§ MR. GEORGE ROBERTS (Norwich)
I beg to ask the President of the Local Government Board whether his attention has been directed to the case of Frederick William Brown, who was sentenced to twenty-one days imprisonment at the Blofield petty sessions on the 9th instant for arrears under a maintenance order with respect to his father; and whether as the evidence showed the man only earned 12s. a week, he will consider the advisability of restricting the practice of some boards of guardians of compelling men in poor circumstances to contribute to the relief of their aged parents under the Poor Law and the fixing of a wage-limit below which prosecutions shall not take place.
§ THE PRESIDENT OF THE LOCAL GOVERNMENT BOARD (Mr. JOHN BURNS,) Battersea

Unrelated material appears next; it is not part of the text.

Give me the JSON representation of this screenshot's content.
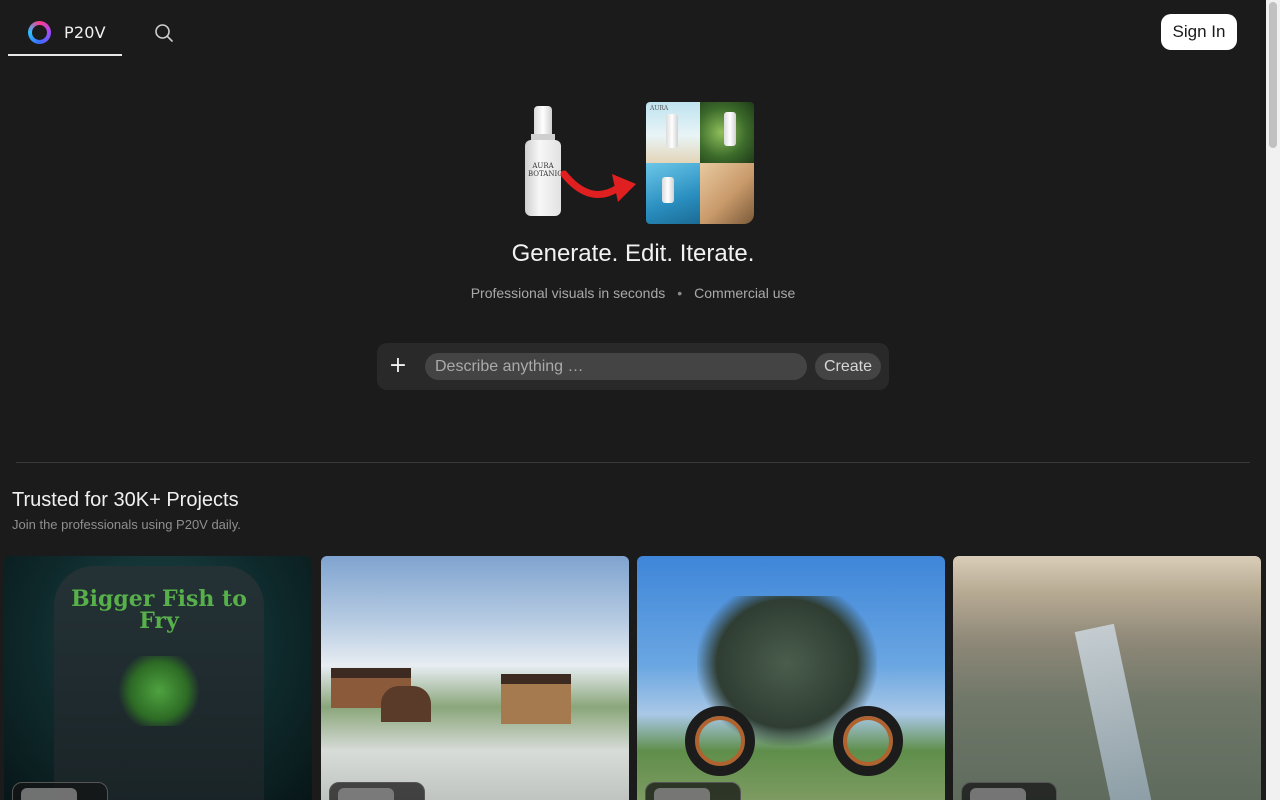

I am informed that in the case referred to the father is an inmate of the workhouse, and that he has three sons who are young and unmarried men. They are receiving the average agricultural wages payable in the union at the present time, viz., 12s. a week, but there is no reason to believe that they did not receive the extra payments usual for harvest and summer work, which bring up the average wages for the year to 14s. or 15s. a week. The guardians 416 considered that they ought to contribute 1s. per week each to the maintenance of their father. The matter is one for the guardians and the justices, and I have no authority to interfere with regard to it. Legislation would be necessary to enable effect to be given to the suggestion of my hon. friend, but, as I have stated on other occasions, the question of contributions by relatives is before the Poor Law Commission, and, pending their Report, I do not propose to introduce legislation on the subject.